WORK INSTRUCTION: As the answer, give every line of the records that includes the word "Overview".

ENTRIES SHOWN:
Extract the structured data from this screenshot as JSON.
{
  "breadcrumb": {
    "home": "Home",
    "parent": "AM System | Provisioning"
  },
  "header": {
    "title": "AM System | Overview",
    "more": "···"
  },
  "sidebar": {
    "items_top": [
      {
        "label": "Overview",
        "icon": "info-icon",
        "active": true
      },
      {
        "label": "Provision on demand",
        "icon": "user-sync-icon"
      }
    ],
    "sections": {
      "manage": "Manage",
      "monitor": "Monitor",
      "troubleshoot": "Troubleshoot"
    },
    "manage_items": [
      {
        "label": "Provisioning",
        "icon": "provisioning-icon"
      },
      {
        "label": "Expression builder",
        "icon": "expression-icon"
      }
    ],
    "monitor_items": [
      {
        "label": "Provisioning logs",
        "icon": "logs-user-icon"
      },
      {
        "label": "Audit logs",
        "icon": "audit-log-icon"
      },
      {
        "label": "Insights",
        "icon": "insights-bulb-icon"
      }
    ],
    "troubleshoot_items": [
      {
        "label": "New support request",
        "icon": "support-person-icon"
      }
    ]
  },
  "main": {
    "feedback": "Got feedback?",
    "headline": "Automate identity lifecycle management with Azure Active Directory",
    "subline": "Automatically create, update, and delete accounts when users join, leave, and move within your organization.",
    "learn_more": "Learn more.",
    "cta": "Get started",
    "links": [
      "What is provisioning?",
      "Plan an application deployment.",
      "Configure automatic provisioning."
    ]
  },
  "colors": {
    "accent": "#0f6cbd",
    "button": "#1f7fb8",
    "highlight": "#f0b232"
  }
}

RESULT OF THIS EXERCISE:
    "title": "AM System | Overview",
        "label": "Overview",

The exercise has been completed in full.